  • I could work Derek Walcott’s, Dream on Monkey Mountain, into the genre of play-writing. There is also a possibility to discuss it in terms of dream theory, using Sebastian Groes, ed., Selected Essays from Memory. I have not finished reading this play yet, so these are only assumptions based on what I have already read.

I am sure that there are more texts that have flexibility of use, and I will be giving more thought about this aspect as I continue to prepare for the exam.

Bhabha & Company

For my group’s presentation, I had the task of identifying the thinker or texts that help the writer build his argument. This was an incredibly exhausting task, granted that, Homi Bhabha’s introduction to Location of Culture, was crawling with a large number of sources. My presentation primarily consisted of a lengthy attempt at revealing the instances where Bhabha used other works or thinkers, then I discussed how these works may or may not have helped to further the piece.

However, for this blog, I have opted for a different approach to make the critical context less exhaustive. While Bhabha mentions many references, he mainly focuses on two novels for constructing his argument. The first text he heavily focuses on is Toni Morrison’s, Beloved. He later begins working with Nadine Gordimer’s, My Son’s Story. He specifically discusses the placement of two female characters in these texts.

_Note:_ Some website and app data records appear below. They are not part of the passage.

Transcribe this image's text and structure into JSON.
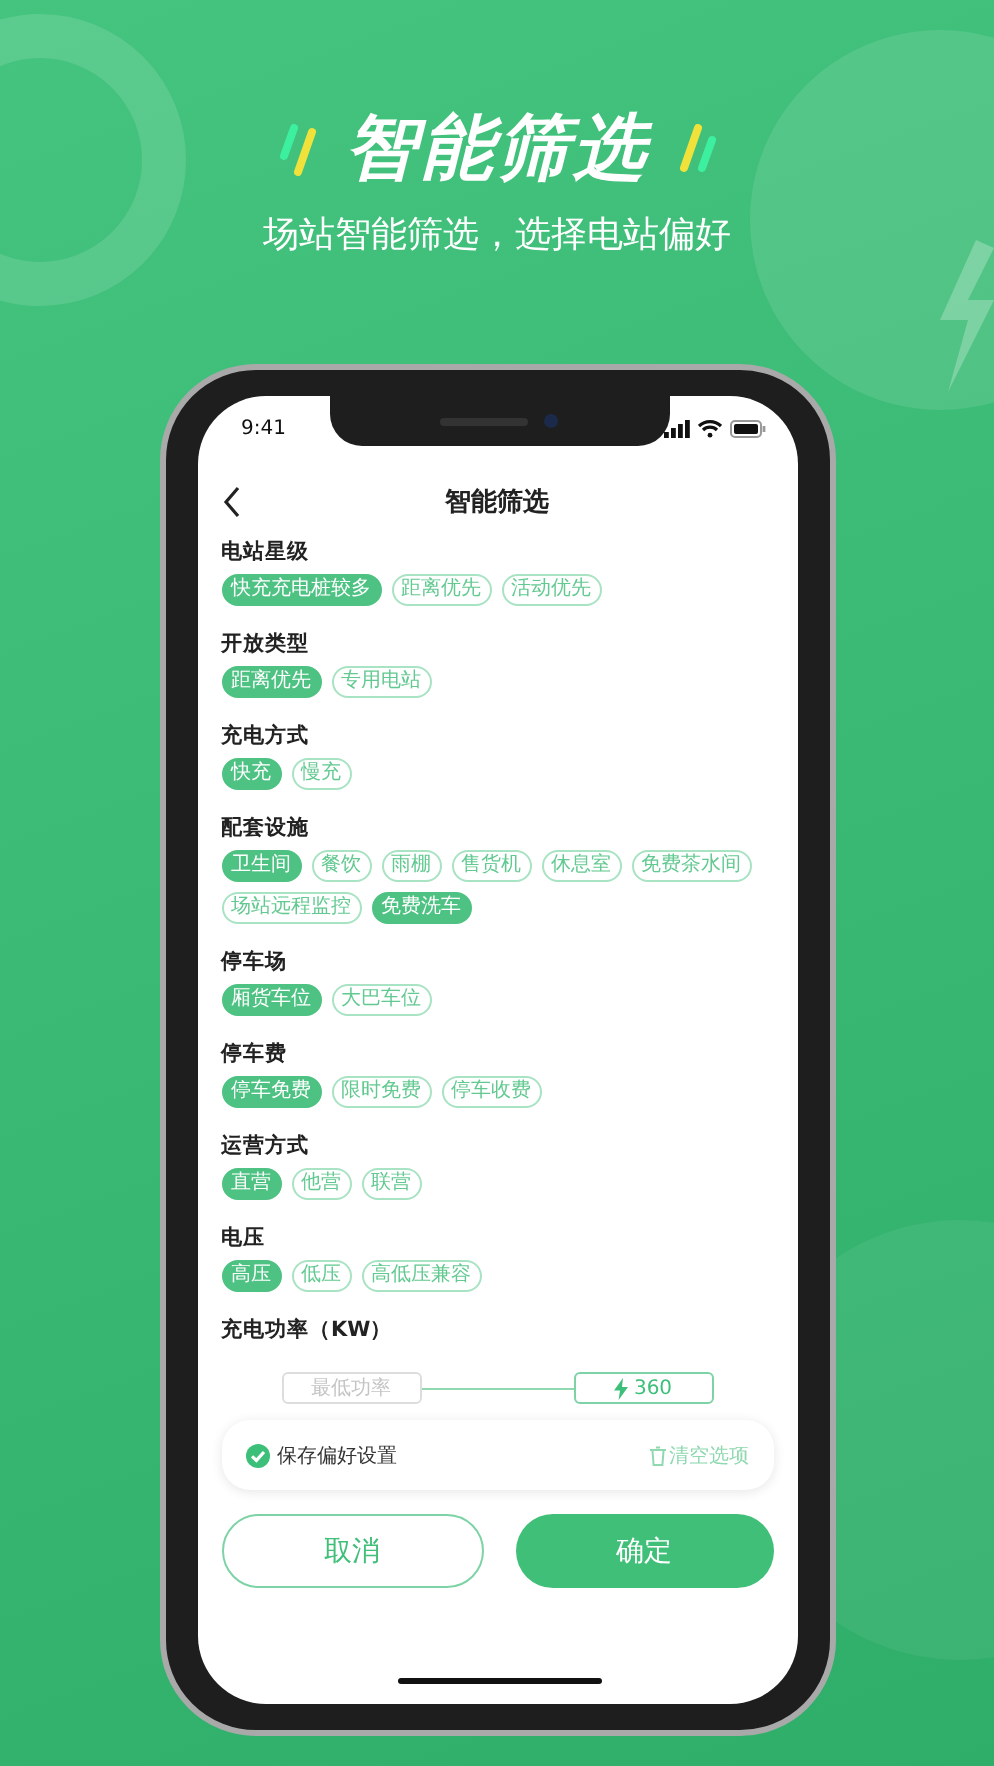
{
  "headline": "智能筛选",
  "subtitle": "场站智能筛选，选择电站偏好",
  "phone": {
    "status_bar": {
      "time": "9:41"
    },
    "nav": {
      "title": "智能筛选"
    },
    "sections": [
      {
        "title": "电站星级",
        "options": [
          {
            "label": "快充充电桩较多",
            "selected": true
          },
          {
            "label": "距离优先",
            "selected": false
          },
          {
            "label": "活动优先",
            "selected": false
          }
        ]
      },
      {
        "title": "开放类型",
        "options": [
          {
            "label": "距离优先",
            "selected": true
          },
          {
            "label": "专用电站",
            "selected": false
          }
        ]
      },
      {
        "title": "充电方式",
        "options": [
          {
            "label": "快充",
            "selected": true
          },
          {
            "label": "慢充",
            "selected": false
          }
        ]
      },
      {
        "title": "配套设施",
        "options": [
          {
            "label": "卫生间",
            "selected": true
          },
          {
            "label": "餐饮",
            "selected": false
          },
          {
            "label": "雨棚",
            "selected": false
          },
          {
            "label": "售货机",
            "selected": false
          },
          {
            "label": "休息室",
            "selected": false
          },
          {
            "label": "免费茶水间",
            "selected": false
          },
          {
            "label": "场站远程监控",
            "selected": false
          },
          {
            "label": "免费洗车",
            "selected": true
          }
        ]
      },
      {
        "title": "停车场",
        "options": [
          {
            "label": "厢货车位",
            "selected": true
          },
          {
            "label": "大巴车位",
            "selected": false
          }
        ]
      },
      {
        "title": "停车费",
        "options": [
          {
            "label": "停车免费",
            "selected": true
          },
          {
            "label": "限时免费",
            "selected": false
          },
          {
            "label": "停车收费",
            "selected": false
          }
        ]
      },
      {
        "title": "运营方式",
        "options": [
          {
            "label": "直营",
            "selected": true
          },
          {
            "label": "他营",
            "selected": false
          },
          {
            "label": "联营",
            "selected": false
          }
        ]
      },
      {
        "title": "电压",
        "options": [
          {
            "label": "高压",
            "selected": true
          },
          {
            "label": "低压",
            "selected": false
          },
          {
            "label": "高低压兼容",
            "selected": false
          }
        ]
      }
    ],
    "power": {
      "title": "充电功率（KW）",
      "min": {
        "placeholder": "最低功率"
      },
      "max": {
        "value": "360"
      }
    },
    "save_preference": {
      "label": "保存偏好设置",
      "checked": true
    },
    "clear": "清空选项",
    "buttons": [
      {
        "label": "取消",
        "kind": "secondary"
      },
      {
        "label": "确定",
        "kind": "primary"
      }
    ]
  }
}
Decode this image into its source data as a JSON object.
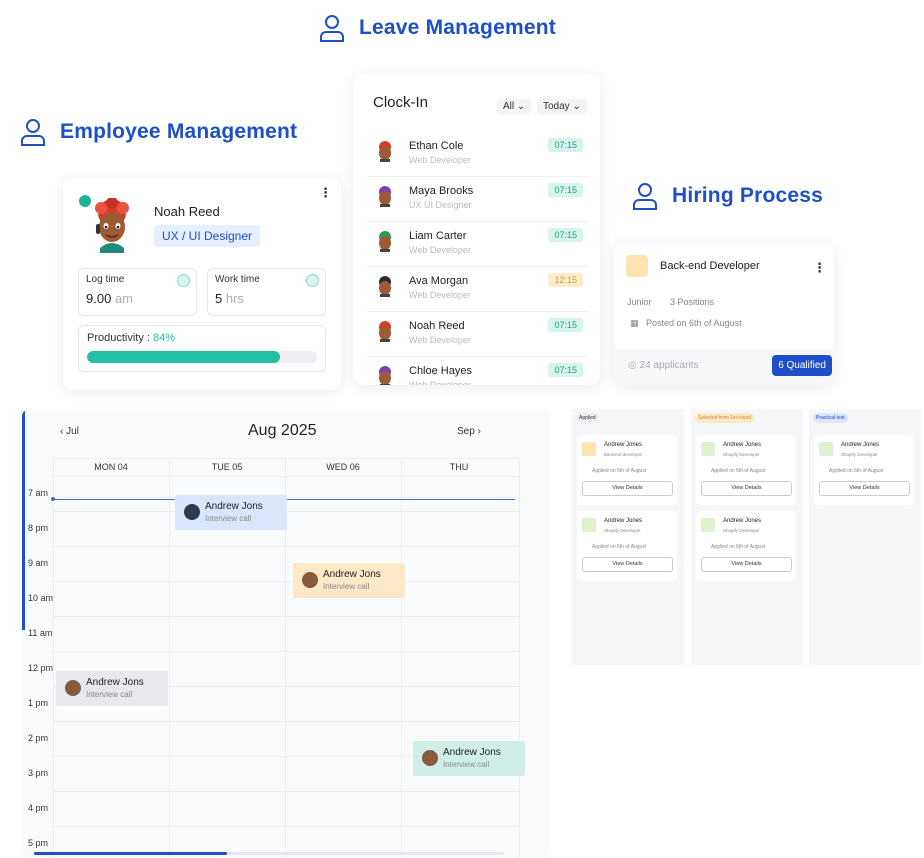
{
  "headings": {
    "leave": "Leave Management",
    "employee": "Employee Management",
    "hiring": "Hiring Process"
  },
  "employee_card": {
    "name": "Noah Reed",
    "role": "UX / UI Designer",
    "log_time_label": "Log time",
    "log_time_value": "9.00",
    "log_time_unit": "am",
    "work_time_label": "Work time",
    "work_time_value": "5",
    "work_time_unit": "hrs",
    "productivity_label": "Productivity : ",
    "productivity_value": "84%",
    "productivity_fraction": 0.84,
    "status_color": "#1ab394"
  },
  "clock_in": {
    "title": "Clock-In",
    "filter_all": "All",
    "filter_today": "Today",
    "rows": [
      {
        "name": "Ethan Cole",
        "role": "Web Developer",
        "time": "07:15",
        "late": false
      },
      {
        "name": "Maya Brooks",
        "role": "UX UI Designer",
        "time": "07:15",
        "late": false
      },
      {
        "name": "Liam Carter",
        "role": "Web Developer",
        "time": "07:15",
        "late": false
      },
      {
        "name": "Ava Morgan",
        "role": "Web Developer",
        "time": "12:15",
        "late": true
      },
      {
        "name": "Noah Reed",
        "role": "Web Developer",
        "time": "07:15",
        "late": false
      },
      {
        "name": "Chloe Hayes",
        "role": "Web Developer",
        "time": "07:15",
        "late": false
      }
    ]
  },
  "hiring_card": {
    "title": "Back-end Developer",
    "level": "Junior",
    "positions": "3 Positions",
    "posted": "Posted on 6th of August",
    "applicants": "24 applicants",
    "qualified_button": "6 Qualified"
  },
  "calendar": {
    "prev": "Jul",
    "title": "Aug 2025",
    "next": "Sep",
    "days": [
      "MON 04",
      "TUE 05",
      "WED 06",
      "THU"
    ],
    "hours": [
      "7 am",
      "8 pm",
      "9 am",
      "10 am",
      "11 am",
      "12 pm",
      "1 pm",
      "2 pm",
      "3 pm",
      "4 pm",
      "5 pm"
    ],
    "events": [
      {
        "name": "Andrew Jons",
        "type": "Interview call",
        "color": "#dbe6fb"
      },
      {
        "name": "Andrew Jons",
        "type": "Interview call",
        "color": "#fde8c8"
      },
      {
        "name": "Andrew Jons",
        "type": "Interview call",
        "color": "#e8e9ec"
      },
      {
        "name": "Andrew Jons",
        "type": "Interview call",
        "color": "#cfeee8"
      }
    ]
  },
  "kanban": {
    "columns": [
      {
        "tag": "Applied",
        "cards": [
          {
            "name": "Andrew Jones",
            "role": "Backend developer",
            "date": "Applied on 6th of August",
            "button": "View Details"
          },
          {
            "name": "Andrew Jones",
            "role": "Shopify Developer",
            "date": "Applied on 6th of August",
            "button": "View Details"
          }
        ]
      },
      {
        "tag": "Selected from 1st round",
        "cards": [
          {
            "name": "Andrew Jones",
            "role": "Shopify Developer",
            "date": "Applied on 6th of August",
            "button": "View Details"
          },
          {
            "name": "Andrew Jones",
            "role": "Shopify Developer",
            "date": "Applied on 6th of August",
            "button": "View Details"
          }
        ]
      },
      {
        "tag": "Practical test",
        "cards": [
          {
            "name": "Andrew Jones",
            "role": "Shopify Developer",
            "date": "Applied on 6th of August",
            "button": "View Details"
          }
        ]
      }
    ]
  },
  "colors": {
    "brand_blue": "#1e4fc9",
    "teal": "#23c0a5",
    "on_time_bg": "#d6f3ec",
    "late_bg": "#fdeccc"
  }
}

Bhabha posits that he has, “ended this argument with the woman framed—Gordimer’s Aila—and the woman renamed—Morrison’s Beloved—because in both their houses great world events erupted—slavery and apartheid—and their happening was turned, through that peculiar obscurity of art, into a second coming” (18). This indicates that the ways women function in a domestic space is highly contingent on the state of the government. The idea that these institutions of oppression are turned into a “second coming” was a bit confusing, but I assume it is referring to reconstruction of these worlds in a work of literature (this is something you may find useful or can completely ignore). This quote may be used to discuss womanhood in the political climate of the historical context for certain texts that lack division between the home and state. Regarding this, one may also discuss the stereotypes surrounding the domestic role of women and the role of men in politics. This could help with forming an argument based on male hegemony. A good text for discussing this is Charlotte Perkins Gilman’s, “The Yellow Wallpaper”. While this text does not address post-colonialism or the plight of the black woman, it can provide insight on the role of patriarchy inside and outside of the home.

To further this discussion, you may incorporate Bhabha’s use of the term, “unhomeliness”, which he credits to Henry James’, The Portrait of a Lady. In reference to this term, Bhabha explains that, “The recesses of the domestic space become sites for history’s most intricate invasions. In that displacement, the borders between home and world become confused; and, uncannily, the private and the public become part of each other, forcing upon us a vision that is as divided as it is disorienting” (9). The description of this as an “invasion”, is possibly the most helpful point in Bhabha’s statement. The affairs of the home should be addressed within that realm; however, political policies and public issues somehow find themselves within domestic walls. This is a good platform for discussing how this “invasion” is done and the ways that women are affected by it.